AIM OF THE TASK: Make an exact copy of the data below, leaving out every picture.

Website and app data records:
..........

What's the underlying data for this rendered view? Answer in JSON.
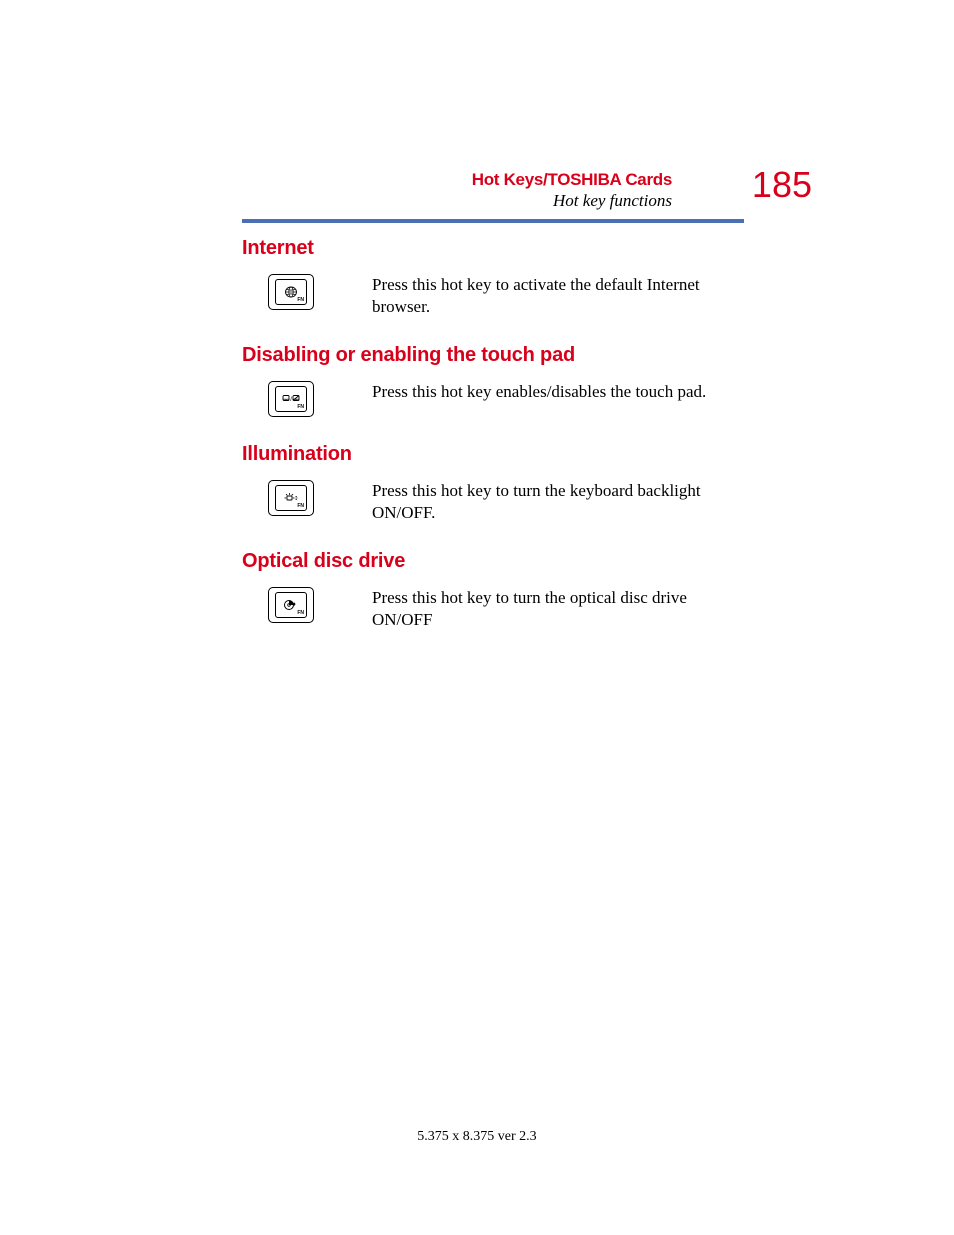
{
  "header": {
    "chapter": "Hot Keys/TOSHIBA Cards",
    "section": "Hot key functions",
    "page_number": "185"
  },
  "sections": [
    {
      "title": "Internet",
      "description": "Press this hot key to activate the default Internet browser."
    },
    {
      "title": "Disabling or enabling the touch pad",
      "description": "Press this hot key enables/disables the touch pad."
    },
    {
      "title": "Illumination",
      "description": "Press this hot key to turn the keyboard backlight ON/OFF."
    },
    {
      "title": "Optical disc drive",
      "description": "Press this hot key to turn the optical disc drive ON/OFF"
    }
  ],
  "footer": "5.375 x 8.375 ver 2.3"
}
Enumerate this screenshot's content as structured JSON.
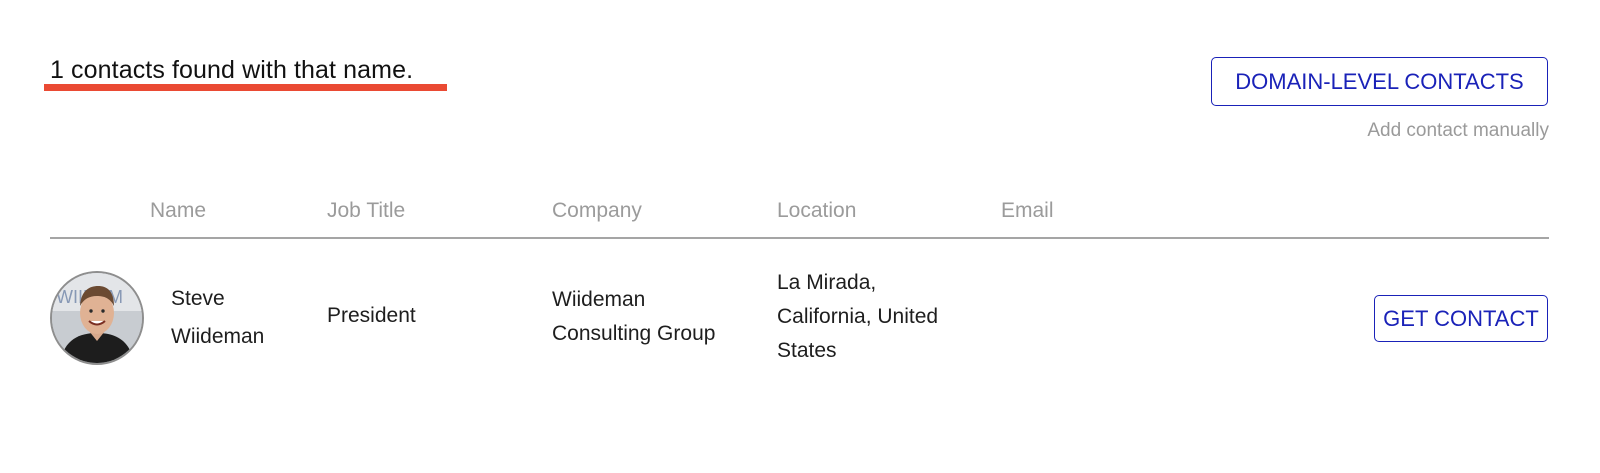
{
  "results": {
    "title": "1 contacts found with that name."
  },
  "actions": {
    "domain_button_label": "DOMAIN-LEVEL CONTACTS",
    "add_manually_label": "Add contact manually"
  },
  "table": {
    "columns": [
      "Name",
      "Job Title",
      "Company",
      "Location",
      "Email"
    ],
    "rows": [
      {
        "avatar_icon": "person-photo-avatar",
        "name_first": "Steve",
        "name_last": "Wiideman",
        "job_title": "President",
        "company_line1": "Wiideman",
        "company_line2": "Consulting Group",
        "location_line1": "La Mirada,",
        "location_line2": "California, United",
        "location_line3": "States",
        "email": "",
        "action_label": "GET CONTACT"
      }
    ]
  },
  "colors": {
    "accent": "#1a22b8",
    "underline": "#ea4a33",
    "muted_text": "#9b9b9b"
  }
}
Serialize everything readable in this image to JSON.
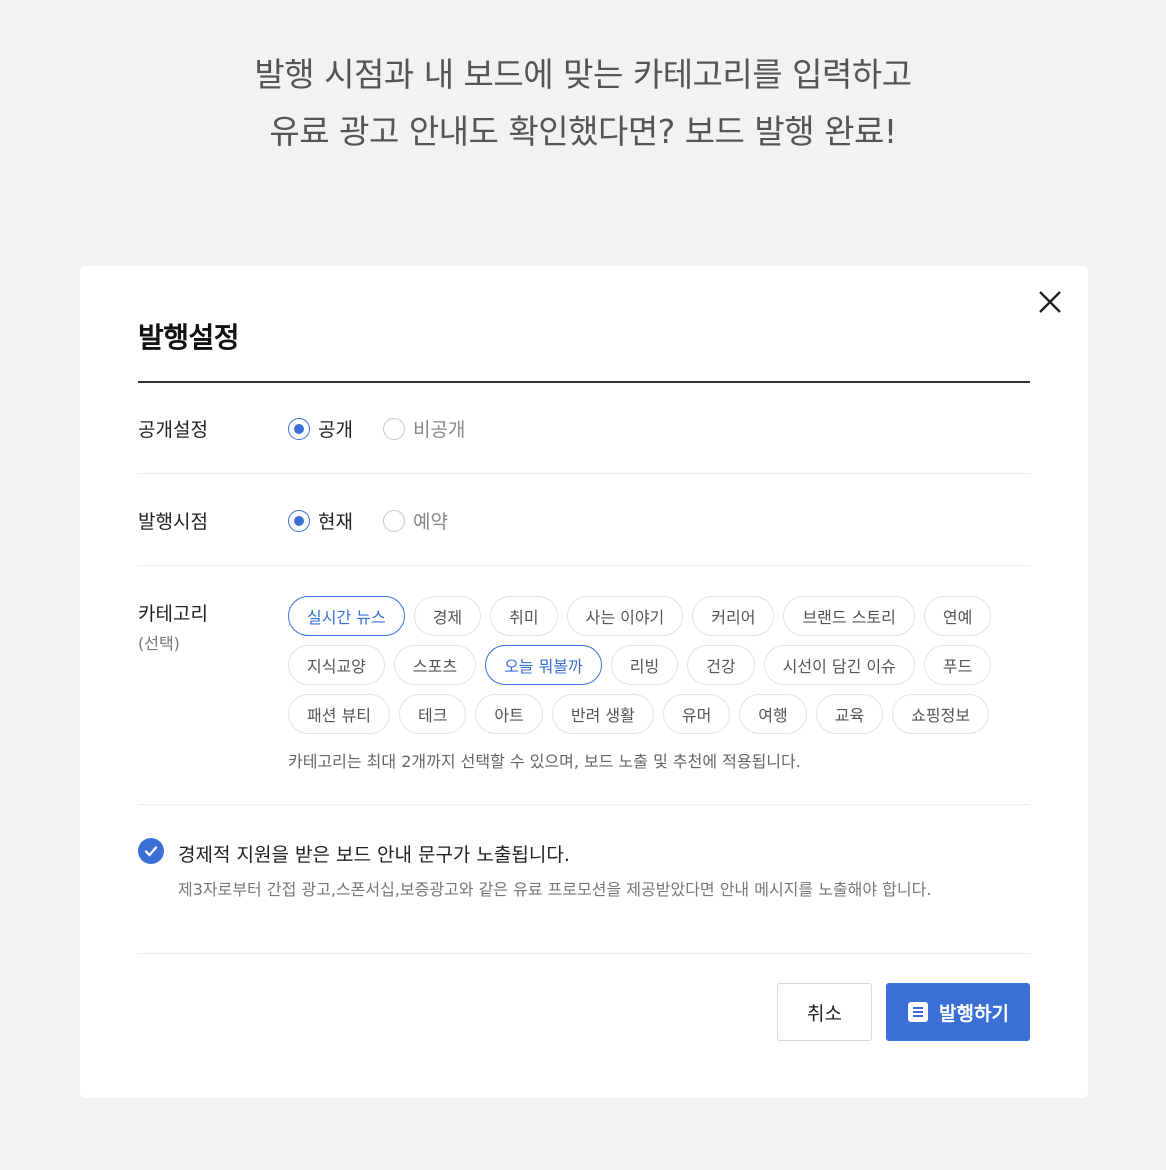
{
  "headline": {
    "line1": "발행 시점과 내 보드에 맞는 카테고리를 입력하고",
    "line2": "유료 광고 안내도 확인했다면? 보드 발행 완료!"
  },
  "modal": {
    "title": "발행설정",
    "close_icon": "close-icon",
    "visibility": {
      "label": "공개설정",
      "options": [
        {
          "label": "공개",
          "selected": true
        },
        {
          "label": "비공개",
          "selected": false
        }
      ]
    },
    "publish_time": {
      "label": "발행시점",
      "options": [
        {
          "label": "현재",
          "selected": true
        },
        {
          "label": "예약",
          "selected": false
        }
      ]
    },
    "category": {
      "label": "카테고리",
      "sublabel": "(선택)",
      "rows": [
        [
          "실시간 뉴스",
          "경제",
          "취미",
          "사는 이야기",
          "커리어",
          "브랜드 스토리",
          "연예"
        ],
        [
          "지식교양",
          "스포츠",
          "오늘 뭐볼까",
          "리빙",
          "건강",
          "시선이 담긴 이슈",
          "푸드"
        ],
        [
          "패션 뷰티",
          "테크",
          "아트",
          "반려 생활",
          "유머",
          "여행",
          "교육",
          "쇼핑정보"
        ]
      ],
      "selected": [
        "실시간 뉴스",
        "오늘 뭐볼까"
      ],
      "hint": "카테고리는 최대 2개까지 선택할 수 있으며, 보드 노출 및 추천에 적용됩니다."
    },
    "notice": {
      "checked": true,
      "title": "경제적 지원을 받은 보드 안내 문구가 노출됩니다.",
      "description": "제3자로부터 간접 광고,스폰서십,보증광고와 같은 유료 프로모션을 제공받았다면 안내 메시지를 노출해야 합니다."
    },
    "buttons": {
      "cancel": "취소",
      "publish": "발행하기"
    }
  },
  "colors": {
    "accent": "#3b6fd6",
    "background": "#f2f2f2"
  }
}
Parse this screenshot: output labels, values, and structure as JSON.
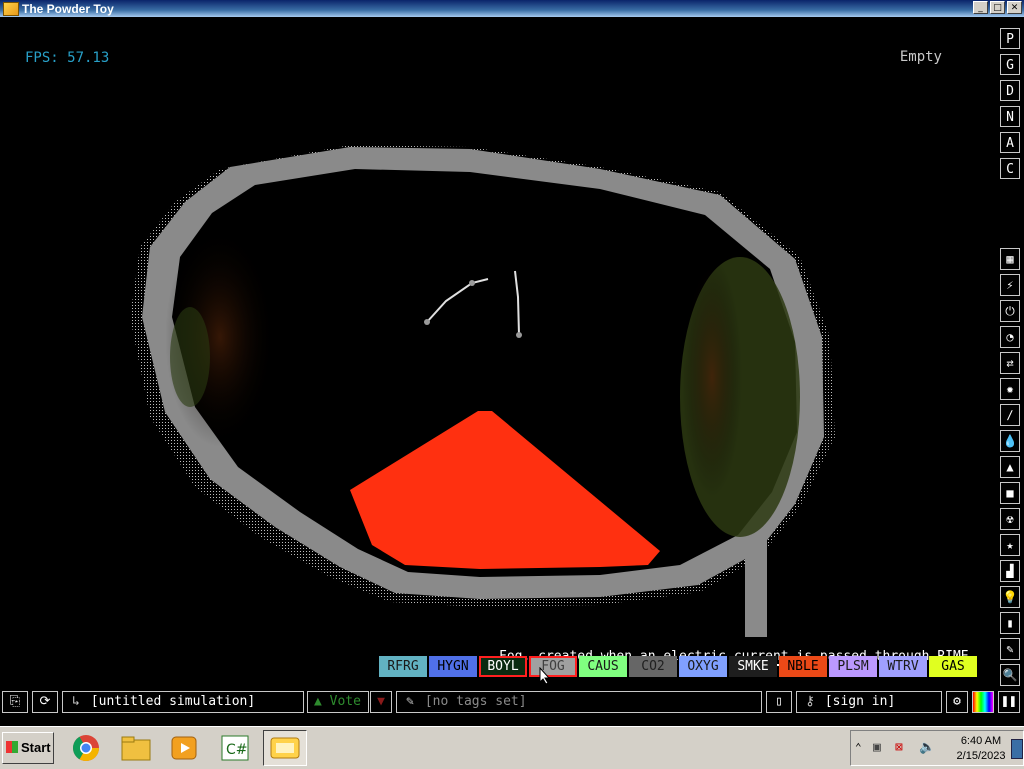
{
  "window": {
    "title": "The Powder Toy",
    "btn_min": "_",
    "btn_max": "□",
    "btn_close": "✕"
  },
  "hud": {
    "fps": "FPS: 57.13",
    "hover_element": "Empty",
    "tooltip_pre": "Fog, created when an electric ",
    "tooltip_cur": "current",
    "tooltip_post": " is passed through RIME."
  },
  "side_top": [
    "P",
    "G",
    "D",
    "N",
    "A",
    "C"
  ],
  "elements": [
    {
      "label": "RFRG",
      "bg": "#62b2c2",
      "fg": "#1a1a1a"
    },
    {
      "label": "HYGN",
      "bg": "#5070e8",
      "fg": "#000000"
    },
    {
      "label": "BOYL",
      "bg": "#0a2a10",
      "fg": "#ffffff"
    },
    {
      "label": "FOG",
      "bg": "#a0a0a0",
      "fg": "#404040"
    },
    {
      "label": "CAUS",
      "bg": "#80ff80",
      "fg": "#1a1a1a"
    },
    {
      "label": "CO2",
      "bg": "#666666",
      "fg": "#202020"
    },
    {
      "label": "OXYG",
      "bg": "#80a0ff",
      "fg": "#1a1a1a"
    },
    {
      "label": "SMKE",
      "bg": "#1e1e1e",
      "fg": "#ffffff"
    },
    {
      "label": "NBLE",
      "bg": "#eb4917",
      "fg": "#000000"
    },
    {
      "label": "PLSM",
      "bg": "#bb99ff",
      "fg": "#1a1a1a"
    },
    {
      "label": "WTRV",
      "bg": "#a0a0ff",
      "fg": "#1a1a1a"
    },
    {
      "label": "GAS",
      "bg": "#e0ff20",
      "fg": "#000000"
    }
  ],
  "bottom": {
    "sim_name": "[untitled simulation]",
    "vote": "Vote",
    "tags": "[no tags set]",
    "signin": "[sign in]"
  },
  "taskbar": {
    "start": "Start",
    "time": "6:40 AM",
    "date": "2/15/2023"
  }
}
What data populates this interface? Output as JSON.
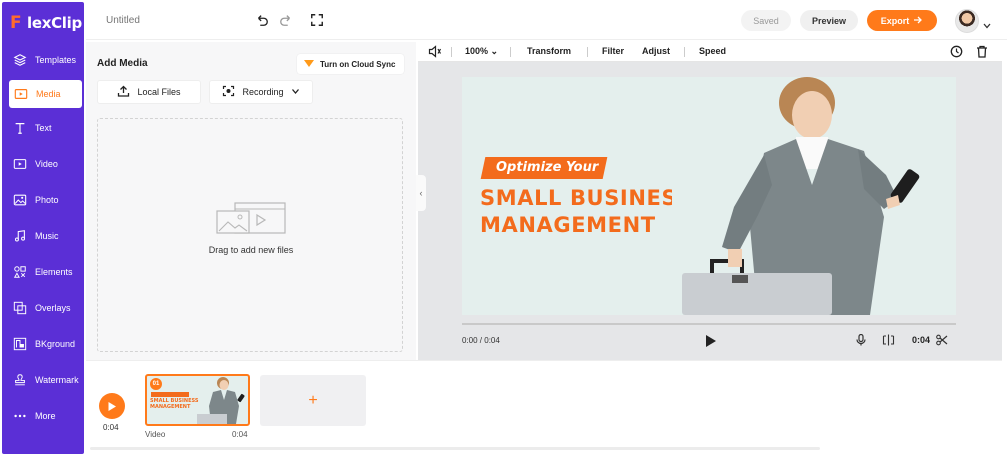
{
  "app": {
    "name": "FlexClip",
    "logo_f": "F",
    "logo_rest": "lexClip"
  },
  "colors": {
    "sidebar": "#5b2fd6",
    "accent": "#ff7a1a",
    "headline": "#f36b1c"
  },
  "sidebar": {
    "items": [
      {
        "label": "Templates",
        "icon": "layers-icon"
      },
      {
        "label": "Media",
        "icon": "media-folder-icon",
        "active": true
      },
      {
        "label": "Text",
        "icon": "text-icon"
      },
      {
        "label": "Video",
        "icon": "video-icon"
      },
      {
        "label": "Photo",
        "icon": "photo-icon"
      },
      {
        "label": "Music",
        "icon": "music-icon"
      },
      {
        "label": "Elements",
        "icon": "elements-icon"
      },
      {
        "label": "Overlays",
        "icon": "overlays-icon"
      },
      {
        "label": "BKground",
        "icon": "background-icon"
      },
      {
        "label": "Watermark",
        "icon": "watermark-icon"
      },
      {
        "label": "More",
        "icon": "more-icon"
      }
    ]
  },
  "topbar": {
    "title_placeholder": "Untitled",
    "saved": "Saved",
    "preview": "Preview",
    "export": "Export"
  },
  "media": {
    "title": "Add Media",
    "cloud_sync": "Turn on Cloud Sync",
    "local_files": "Local Files",
    "recording": "Recording",
    "drop_text": "Drag to add new files"
  },
  "preview_toolbar": {
    "zoom": "100%",
    "transform": "Transform",
    "filter": "Filter",
    "adjust": "Adjust",
    "speed": "Speed"
  },
  "canvas": {
    "tag": "Optimize Your",
    "headline_1": "SMALL BUSINESS",
    "headline_2": "MANAGEMENT"
  },
  "player": {
    "current_time": "0:00 / 0:04",
    "duration": "0:04",
    "progress": 0
  },
  "timeline": {
    "time": "0:04",
    "clip": {
      "number": "01",
      "label": "Video",
      "duration": "0:04",
      "mini_1": "SMALL BUSINESS",
      "mini_2": "MANAGEMENT"
    },
    "add_label": "+"
  }
}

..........

REPLY TO THE TASK:
What's the underlying data for this rendered view? Answer in JSON.
{
  "header": {
    "chapter": "Hot Keys/TOSHIBA Cards",
    "section": "Hot key functions",
    "page_number": "185"
  },
  "sections": [
    {
      "title": "Internet",
      "description": "Press this hot key to activate the default Internet browser."
    },
    {
      "title": "Disabling or enabling the touch pad",
      "description": "Press this hot key enables/disables the touch pad."
    },
    {
      "title": "Illumination",
      "description": "Press this hot key to turn the keyboard backlight ON/OFF."
    },
    {
      "title": "Optical disc drive",
      "description": "Press this hot key to turn the optical disc drive ON/OFF"
    }
  ],
  "footer": "5.375 x 8.375 ver 2.3"
}
Enumerate this screenshot's content as structured JSON.
{
  "results": {
    "title": "1 contacts found with that name."
  },
  "actions": {
    "domain_button_label": "DOMAIN-LEVEL CONTACTS",
    "add_manually_label": "Add contact manually"
  },
  "table": {
    "columns": [
      "Name",
      "Job Title",
      "Company",
      "Location",
      "Email"
    ],
    "rows": [
      {
        "avatar_icon": "person-photo-avatar",
        "name_first": "Steve",
        "name_last": "Wiideman",
        "job_title": "President",
        "company_line1": "Wiideman",
        "company_line2": "Consulting Group",
        "location_line1": "La Mirada,",
        "location_line2": "California, United",
        "location_line3": "States",
        "email": "",
        "action_label": "GET CONTACT"
      }
    ]
  },
  "colors": {
    "accent": "#1a22b8",
    "underline": "#ea4a33",
    "muted_text": "#9b9b9b"
  }
}
Serialize everything readable in this image to JSON.
{
  "headline": {
    "line1": "발행 시점과 내 보드에 맞는 카테고리를 입력하고",
    "line2": "유료 광고 안내도 확인했다면? 보드 발행 완료!"
  },
  "modal": {
    "title": "발행설정",
    "close_icon": "close-icon",
    "visibility": {
      "label": "공개설정",
      "options": [
        {
          "label": "공개",
          "selected": true
        },
        {
          "label": "비공개",
          "selected": false
        }
      ]
    },
    "publish_time": {
      "label": "발행시점",
      "options": [
        {
          "label": "현재",
          "selected": true
        },
        {
          "label": "예약",
          "selected": false
        }
      ]
    },
    "category": {
      "label": "카테고리",
      "sublabel": "(선택)",
      "rows": [
        [
          "실시간 뉴스",
          "경제",
          "취미",
          "사는 이야기",
          "커리어",
          "브랜드 스토리",
          "연예"
        ],
        [
          "지식교양",
          "스포츠",
          "오늘 뭐볼까",
          "리빙",
          "건강",
          "시선이 담긴 이슈",
          "푸드"
        ],
        [
          "패션 뷰티",
          "테크",
          "아트",
          "반려 생활",
          "유머",
          "여행",
          "교육",
          "쇼핑정보"
        ]
      ],
      "selected": [
        "실시간 뉴스",
        "오늘 뭐볼까"
      ],
      "hint": "카테고리는 최대 2개까지 선택할 수 있으며, 보드 노출 및 추천에 적용됩니다."
    },
    "notice": {
      "checked": true,
      "title": "경제적 지원을 받은 보드 안내 문구가 노출됩니다.",
      "description": "제3자로부터 간접 광고,스폰서십,보증광고와 같은 유료 프로모션을 제공받았다면 안내 메시지를 노출해야 합니다."
    },
    "buttons": {
      "cancel": "취소",
      "publish": "발행하기"
    }
  },
  "colors": {
    "accent": "#3b6fd6",
    "background": "#f2f2f2"
  }
}
Parse this screenshot: output labels, values, and structure as JSON.
{
  "window": {
    "title": "The Powder Toy",
    "btn_min": "_",
    "btn_max": "□",
    "btn_close": "✕"
  },
  "hud": {
    "fps": "FPS: 57.13",
    "hover_element": "Empty",
    "tooltip_pre": "Fog, created when an electric ",
    "tooltip_cur": "current",
    "tooltip_post": " is passed through RIME."
  },
  "side_top": [
    "P",
    "G",
    "D",
    "N",
    "A",
    "C"
  ],
  "elements": [
    {
      "label": "RFRG",
      "bg": "#62b2c2",
      "fg": "#1a1a1a"
    },
    {
      "label": "HYGN",
      "bg": "#5070e8",
      "fg": "#000000"
    },
    {
      "label": "BOYL",
      "bg": "#0a2a10",
      "fg": "#ffffff"
    },
    {
      "label": "FOG",
      "bg": "#a0a0a0",
      "fg": "#404040"
    },
    {
      "label": "CAUS",
      "bg": "#80ff80",
      "fg": "#1a1a1a"
    },
    {
      "label": "CO2",
      "bg": "#666666",
      "fg": "#202020"
    },
    {
      "label": "OXYG",
      "bg": "#80a0ff",
      "fg": "#1a1a1a"
    },
    {
      "label": "SMKE",
      "bg": "#1e1e1e",
      "fg": "#ffffff"
    },
    {
      "label": "NBLE",
      "bg": "#eb4917",
      "fg": "#000000"
    },
    {
      "label": "PLSM",
      "bg": "#bb99ff",
      "fg": "#1a1a1a"
    },
    {
      "label": "WTRV",
      "bg": "#a0a0ff",
      "fg": "#1a1a1a"
    },
    {
      "label": "GAS",
      "bg": "#e0ff20",
      "fg": "#000000"
    }
  ],
  "bottom": {
    "sim_name": "[untitled simulation]",
    "vote": "Vote",
    "tags": "[no tags set]",
    "signin": "[sign in]"
  },
  "taskbar": {
    "start": "Start",
    "time": "6:40 AM",
    "date": "2/15/2023"
  }
}
What data populates this interface? Output as JSON.
{
  "app": {
    "name": "FlexClip",
    "logo_f": "F",
    "logo_rest": "lexClip"
  },
  "colors": {
    "sidebar": "#5b2fd6",
    "accent": "#ff7a1a",
    "headline": "#f36b1c"
  },
  "sidebar": {
    "items": [
      {
        "label": "Templates",
        "icon": "layers-icon"
      },
      {
        "label": "Media",
        "icon": "media-folder-icon",
        "active": true
      },
      {
        "label": "Text",
        "icon": "text-icon"
      },
      {
        "label": "Video",
        "icon": "video-icon"
      },
      {
        "label": "Photo",
        "icon": "photo-icon"
      },
      {
        "label": "Music",
        "icon": "music-icon"
      },
      {
        "label": "Elements",
        "icon": "elements-icon"
      },
      {
        "label": "Overlays",
        "icon": "overlays-icon"
      },
      {
        "label": "BKground",
        "icon": "background-icon"
      },
      {
        "label": "Watermark",
        "icon": "watermark-icon"
      },
      {
        "label": "More",
        "icon": "more-icon"
      }
    ]
  },
  "topbar": {
    "title_placeholder": "Untitled",
    "saved": "Saved",
    "preview": "Preview",
    "export": "Export"
  },
  "media": {
    "title": "Add Media",
    "cloud_sync": "Turn on Cloud Sync",
    "local_files": "Local Files",
    "recording": "Recording",
    "drop_text": "Drag to add new files"
  },
  "preview_toolbar": {
    "zoom": "100%",
    "transform": "Transform",
    "filter": "Filter",
    "adjust": "Adjust",
    "speed": "Speed"
  },
  "canvas": {
    "tag": "Optimize Your",
    "headline_1": "SMALL BUSINESS",
    "headline_2": "MANAGEMENT"
  },
  "player": {
    "current_time": "0:00 / 0:04",
    "duration": "0:04",
    "progress": 0
  },
  "timeline": {
    "time": "0:04",
    "clip": {
      "number": "01",
      "label": "Video",
      "duration": "0:04",
      "mini_1": "SMALL BUSINESS",
      "mini_2": "MANAGEMENT"
    },
    "add_label": "+"
  }
}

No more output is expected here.